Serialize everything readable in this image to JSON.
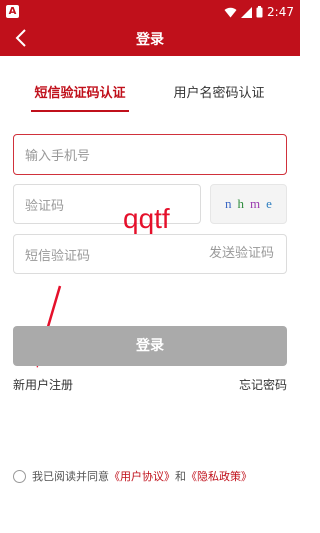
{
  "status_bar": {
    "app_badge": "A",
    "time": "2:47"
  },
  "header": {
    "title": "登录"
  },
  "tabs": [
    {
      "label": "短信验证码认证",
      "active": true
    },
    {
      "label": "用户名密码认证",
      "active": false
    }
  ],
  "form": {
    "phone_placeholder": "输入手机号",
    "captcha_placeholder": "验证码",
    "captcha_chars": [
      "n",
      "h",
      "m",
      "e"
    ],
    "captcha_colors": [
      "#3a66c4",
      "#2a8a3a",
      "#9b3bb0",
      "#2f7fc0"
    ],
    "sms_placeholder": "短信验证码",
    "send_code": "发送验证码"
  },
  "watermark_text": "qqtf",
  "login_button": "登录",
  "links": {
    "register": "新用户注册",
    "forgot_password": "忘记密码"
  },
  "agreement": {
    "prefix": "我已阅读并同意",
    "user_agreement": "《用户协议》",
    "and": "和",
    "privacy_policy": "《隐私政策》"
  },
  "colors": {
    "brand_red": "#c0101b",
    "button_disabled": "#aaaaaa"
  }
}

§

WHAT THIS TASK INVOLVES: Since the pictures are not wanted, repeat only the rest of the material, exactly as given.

ANSWER AREA:
Serialize everything readable in this image to JSON.
{
  "status_bar": {
    "app_badge": "A",
    "time": "2:47"
  },
  "header": {
    "title": "登录"
  },
  "tabs": [
    {
      "label": "短信验证码认证",
      "active": true
    },
    {
      "label": "用户名密码认证",
      "active": false
    }
  ],
  "form": {
    "phone_placeholder": "输入手机号",
    "captcha_placeholder": "验证码",
    "captcha_chars": [
      "n",
      "h",
      "m",
      "e"
    ],
    "captcha_colors": [
      "#3a66c4",
      "#2a8a3a",
      "#9b3bb0",
      "#2f7fc0"
    ],
    "sms_placeholder": "短信验证码",
    "send_code": "发送验证码"
  },
  "watermark_text": "qqtf",
  "login_button": "登录",
  "links": {
    "register": "新用户注册",
    "forgot_password": "忘记密码"
  },
  "agreement": {
    "prefix": "我已阅读并同意",
    "user_agreement": "《用户协议》",
    "and": "和",
    "privacy_policy": "《隐私政策》"
  },
  "colors": {
    "brand_red": "#c0101b",
    "button_disabled": "#aaaaaa"
  }
}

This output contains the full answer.